To begin with, old payday loan providers have actually revamped their products or services, providing loans which are compensated in installments — unlike old pay day loans being reimbursed all at once — but that still carry high rates of interest. Income from that sort of financing increased by a lot more than $2 billion between 2012 and 2016. The CFPB’s rules don’t address loans that are installment-based.

“They declare that these loans vary, are safer, are far more affordable, however the the truth is they carry the same markers of predatory loans,” said Diane Standaert, manager of state policy in the Center for Responsible Lending. These markers consist of their high expense, the cap ability of loan providers to gain access to borrowers’ bank reports, and they are organized to help keep borrowers in a period of financial obligation. “We see all those comparable traits that have actually plagued pay day loans,” Standaert stated.

Meanwhile, big banking institutions are starting to test out small-dollar, short-term loans. U.S. Bank could be the very first to roll down a payday loan-like item for its clients, lending them as much as $1,000 short-term, with interest levels that climb to 70 per cent and greater. (Think $12 to $15 in fees per $100 lent.)

Previously, American’s big finance institutions were really frustrated from engaging in small-dollar, high-interest financing. Whenever a few major US banking institutions, including Wells Fargo and Fifth Third, rolled away short-term financial products ahead of 2013, they certainly were stopped because of the workplace associated with the Comptroller associated with Currency, which regulates nationwide banks. “These items share a number of faculties with conventional payday advances, including high costs, brief payment durations, and insufficient focus on the capability to repay. As a result, the products can trap customers in a cycle of high-cost financial obligation they are not able to repay,” said the OCC during the time.

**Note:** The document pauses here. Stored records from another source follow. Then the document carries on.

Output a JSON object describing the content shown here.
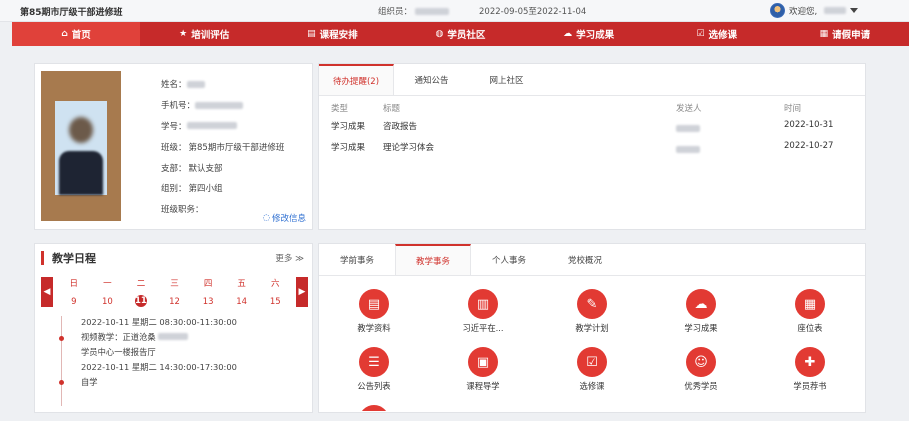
{
  "topbar": {
    "class_title": "第85期市厅级干部进修班",
    "organizer_label": "组织员：",
    "date_range": "2022-09-05至2022-11-04",
    "welcome_label": "欢迎您,"
  },
  "nav": {
    "items": [
      {
        "label": "首页",
        "icon": "home-icon",
        "glyph": "⌂"
      },
      {
        "label": "培训评估",
        "icon": "star-icon",
        "glyph": "★"
      },
      {
        "label": "课程安排",
        "icon": "schedule-icon",
        "glyph": "▤"
      },
      {
        "label": "学员社区",
        "icon": "globe-icon",
        "glyph": "◍"
      },
      {
        "label": "学习成果",
        "icon": "cloud-upload-icon",
        "glyph": "☁"
      },
      {
        "label": "选修课",
        "icon": "checkbox-icon",
        "glyph": "☑"
      },
      {
        "label": "请假申请",
        "icon": "document-icon",
        "glyph": "▦"
      }
    ]
  },
  "profile": {
    "name_label": "姓名：",
    "phone_label": "手机号：",
    "student_id_label": "学号：",
    "class_label": "班级：",
    "class_value": "第85期市厅级干部进修班",
    "branch_label": "支部：",
    "branch_value": "默认支部",
    "group_label": "组别：",
    "group_value": "第四小组",
    "duty_label": "班级职务：",
    "edit_label": "修改信息"
  },
  "todo": {
    "tabs": [
      "待办提醒(2)",
      "通知公告",
      "网上社区"
    ],
    "columns": [
      "类型",
      "标题",
      "发送人",
      "时间"
    ],
    "rows": [
      {
        "type": "学习成果",
        "title": "咨政报告",
        "time": "2022-10-31"
      },
      {
        "type": "学习成果",
        "title": "理论学习体会",
        "time": "2022-10-27"
      }
    ]
  },
  "schedule": {
    "title": "教学日程",
    "more_label": "更多 ≫",
    "days": [
      {
        "w": "日",
        "d": "9"
      },
      {
        "w": "一",
        "d": "10"
      },
      {
        "w": "二",
        "d": "11"
      },
      {
        "w": "三",
        "d": "12"
      },
      {
        "w": "四",
        "d": "13"
      },
      {
        "w": "五",
        "d": "14"
      },
      {
        "w": "六",
        "d": "15"
      }
    ],
    "events": [
      {
        "time": "2022-10-11 星期二 08:30:00-11:30:00",
        "title": "视频教学：正道沧桑",
        "place": "学员中心一楼报告厅"
      },
      {
        "time": "2022-10-11 星期二 14:30:00-17:30:00",
        "title": "自学"
      }
    ]
  },
  "affairs": {
    "tabs": [
      "学前事务",
      "教学事务",
      "个人事务",
      "党校概况"
    ],
    "items": [
      {
        "label": "教学资料",
        "icon": "teaching-materials-icon",
        "glyph": "▤"
      },
      {
        "label": "习近平在...",
        "icon": "scroll-icon",
        "glyph": "▥"
      },
      {
        "label": "教学计划",
        "icon": "plan-edit-icon",
        "glyph": "✎"
      },
      {
        "label": "学习成果",
        "icon": "cloud-upload-icon",
        "glyph": "☁"
      },
      {
        "label": "座位表",
        "icon": "seat-chart-icon",
        "glyph": "▦"
      },
      {
        "label": "公告列表",
        "icon": "list-icon",
        "glyph": "☰"
      },
      {
        "label": "课程导学",
        "icon": "course-guide-icon",
        "glyph": "▣"
      },
      {
        "label": "选修课",
        "icon": "checkbox-icon",
        "glyph": "☑"
      },
      {
        "label": "优秀学员",
        "icon": "person-icon",
        "glyph": "☺"
      },
      {
        "label": "学员荐书",
        "icon": "book-add-icon",
        "glyph": "✚"
      }
    ]
  }
}
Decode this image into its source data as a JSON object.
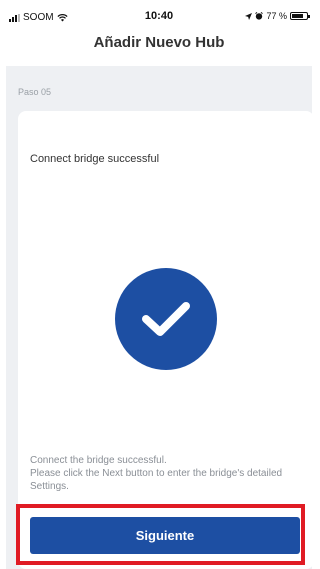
{
  "status_bar": {
    "carrier": "SOOM",
    "time": "10:40",
    "battery_text": "77 %",
    "battery_level": 0.77
  },
  "header": {
    "title": "Añadir Nuevo Hub"
  },
  "step": {
    "label": "Paso 05"
  },
  "card": {
    "title": "Connect bridge successful",
    "icon": "checkmark-circle-icon",
    "description": "Connect the bridge successful.\n Please click the Next button to enter the bridge's detailed Settings."
  },
  "footer": {
    "next_label": "Siguiente"
  },
  "colors": {
    "accent": "#1d4fa3",
    "highlight": "#e01b24",
    "background": "#eef0f3"
  }
}
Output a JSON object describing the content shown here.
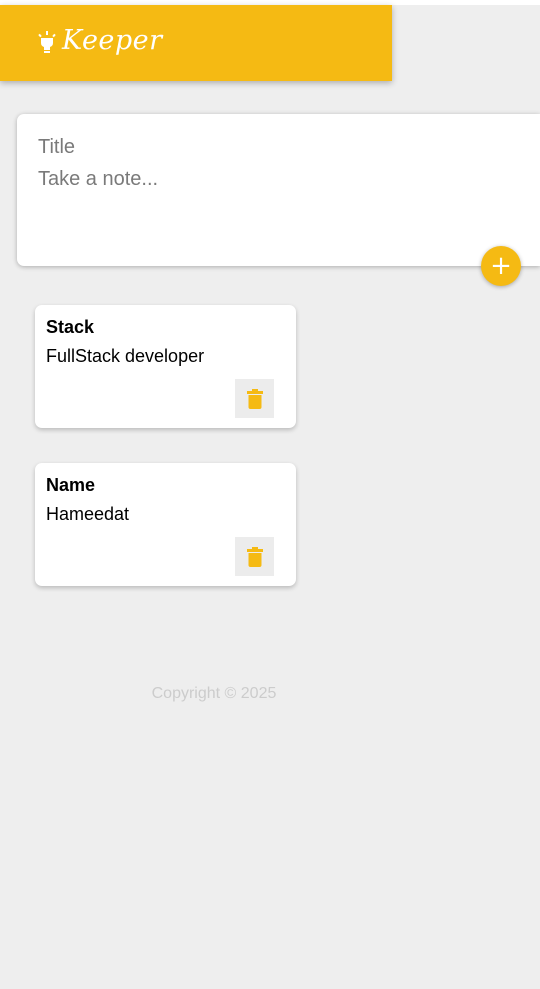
{
  "colors": {
    "accent": "#f5ba13",
    "background": "#eeeeee"
  },
  "header": {
    "icon": "lightbulb-icon",
    "title": "Keeper"
  },
  "create_area": {
    "title_placeholder": "Title",
    "content_placeholder": "Take a note...",
    "add_icon": "plus-icon",
    "add_symbol": "+"
  },
  "notes": [
    {
      "title": "Stack",
      "content": "FullStack developer",
      "delete_icon": "trash-icon"
    },
    {
      "title": "Name",
      "content": "Hameedat",
      "delete_icon": "trash-icon"
    }
  ],
  "footer": {
    "text": "Copyright © 2025"
  }
}
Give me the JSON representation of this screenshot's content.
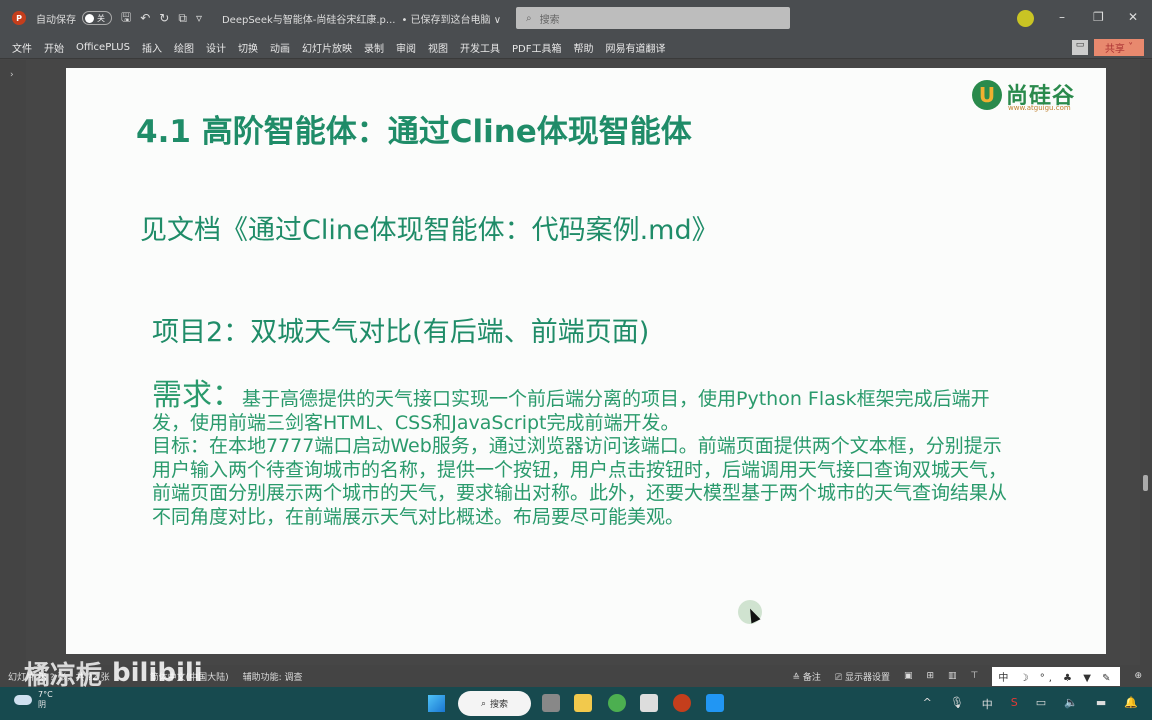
{
  "titlebar": {
    "autosave": "自动保存",
    "toggle": "关",
    "filename": "DeepSeek与智能体-尚硅谷宋红康.p...",
    "saved": "• 已保存到这台电脑 ∨",
    "search_placeholder": "搜索"
  },
  "menu": [
    "文件",
    "开始",
    "OfficePLUS",
    "插入",
    "绘图",
    "设计",
    "切换",
    "动画",
    "幻灯片放映",
    "录制",
    "审阅",
    "视图",
    "开发工具",
    "PDF工具箱",
    "帮助",
    "网易有道翻译"
  ],
  "share": "共享",
  "slide": {
    "title": "4.1 高阶智能体：通过Cline体现智能体",
    "logo_name": "尚硅谷",
    "logo_url": "www.atguigu.com",
    "doc_ref": "见文档《通过Cline体现智能体：代码案例.md》",
    "project": "项目2：双城天气对比(有后端、前端页面)",
    "req_label": "需求：",
    "req_text": "基于高德提供的天气接口实现一个前后端分离的项目，使用Python Flask框架完成后端开发，使用前端三剑客HTML、CSS和JavaScript完成前端开发。",
    "goal_text": "目标：在本地7777端口启动Web服务，通过浏览器访问该端口。前端页面提供两个文本框，分别提示用户输入两个待查询城市的名称，提供一个按钮，用户点击按钮时，后端调用天气接口查询双城天气，前端页面分别展示两个城市的天气，要求输出对称。此外，还要大模型基于两个城市的天气查询结果从不同角度对比，在前端展示天气对比概述。布局要尽可能美观。"
  },
  "status": {
    "slide_info": "幻灯片 第 ? 张，共 ?2 张",
    "language": "简体中文(中国大陆)",
    "accessibility": "辅助功能: 调查",
    "notes": "备注",
    "display": "显示器设置",
    "ime": "中 ☽ °, ♣ ▼ ✎"
  },
  "taskbar": {
    "temp": "7°C",
    "weather": "阴",
    "search": "搜索",
    "ime": "中"
  },
  "watermark": {
    "user": "橘凉栀",
    "brand": "bilibili"
  }
}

In October 2017, but, the OCC — now underneath the auspices regarding the Trump administration — reversed that ruling. In-may 2018, after that it actively encouraged nationwide banking institutions to find yourself in the lending that is short-term, arguing so it made more feeling for banking institutions to take on other small-dollar loan providers. “I personally believe banking institutions provides that in a safer, noise, more manner that is economically efficient” said the top regarding the OCC.

Nonetheless, in a page to numerous of Washington’s economic regulators, a coalition of customer and civil legal rights teams warned from this modification, arguing that “Bank pay day loans are high-cost financial obligation traps, the same as pay day loans from non-banks.” Although the regards to these loans are undoubtedly much better than those at a old-fashioned payday loan provider, that does not cause them to safe and reasonable options.

Per a recent poll, more than half of millennials have actually considered utilizing a quick payday loan, while 13 % have really actually used one.

That number is practical in some sort of for which costs at conventional banking institutions are increasing and many other things} and much more employees are now being pressed in to the alleged “gig economy” or any other alternative labor arrangements that don’t spend for a schedule that is bi-weekly. A fast infusion of cash to cover a bill or cope with a unforeseen cost can be attractive, despite having all of the drawbacks pay day loans bring.

Payday loan providers seem well alert to their Maryland online payday loans state of regulatory flux for which they find themselves; they will have made significantly more than $2 million in political contributions prior to the 2018 midterm elections, the most they’ve made in a non-presidential year, based on the Center for Responsive Politics.

That’s real money, but it’s nowhere near as much as borrowers stay to reduce if payday lending continues to occur in exactly the same old method. in reality, a 2016 research discovered that consumers in states without payday financing save $2.2 billion in charges yearly. That’s 2.2 billion reasons to make certain that small-dollar loan providers, big and little, aren’t in a position to get back to company as always.